 And if that isn’t enough, Kentucky men’s basketball coach John Calipari announced on Wednesday that every member of his basketball team that is eligible — including the walk-ons — will declare for this year’s NBA Draft.

The announcement sounds shocking, even by the much-maligned Kentucky coach’s standards. And here’s my point: while this system may work for Calipari and the players that are successful in the NBA, is this what college basketball is all about? The Kentucky “system” is certainly not the model or the formula for success for your base and basic college basketball program. Period. 

Kansas State may not have one player who will go on to play in the NBA, much less be successful at the professional level. And that’s fine. March Madness, especially this year, is meant to pit the haves against the have nots. This year above any other year in recent memory, the teams with future NBA talent are destined and doomed to fall to the UMBC’s and the Loyola-Chicago’s and the Kansas-States of the world who have their one shining moment in the NCAA Tournament. And I’m glad.

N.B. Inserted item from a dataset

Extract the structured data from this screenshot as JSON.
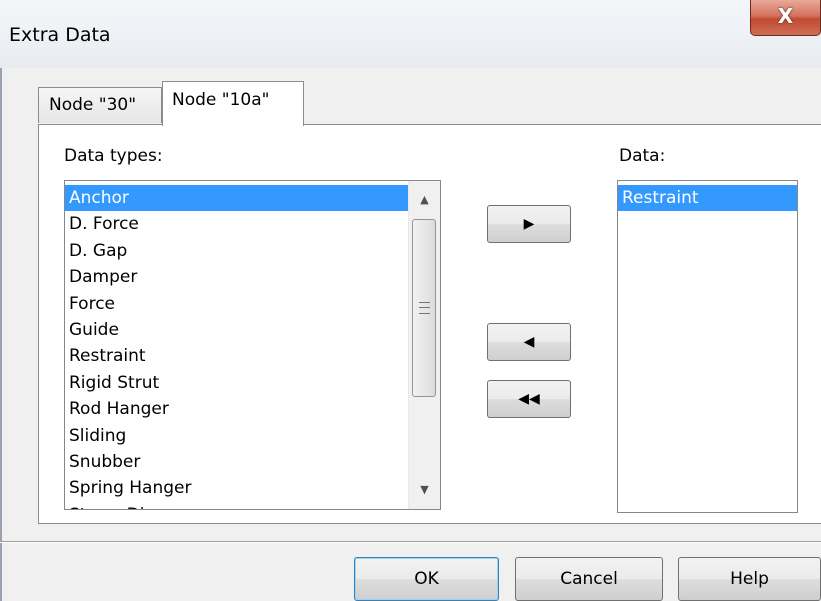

So, let’s end on a positive note. I’m glad that Kansas State, a Nine Seed and understated underdog, defeated a heavily favored No. 5 Seed in Kentucky, with all of that potential NBA talent and all of those NBA factory prodigies. They won a barn burner of a game that went down to the wire. They won with grit and pluck and spunk and coaching. Good for them. I’m glad. In my humble opinion, this Kentucky team was full of egos and hubris and dare I say prima donnas. They felt that they should win just because. 

And so maybe, just maybe, this Kentucky loss will send a signal that staying in school for more than one year is preferable to going for only one year. In other words, what is the real reason you go to college? In sum, the Kentucky system of being an NBA factory is not the preferred solution for college basketball.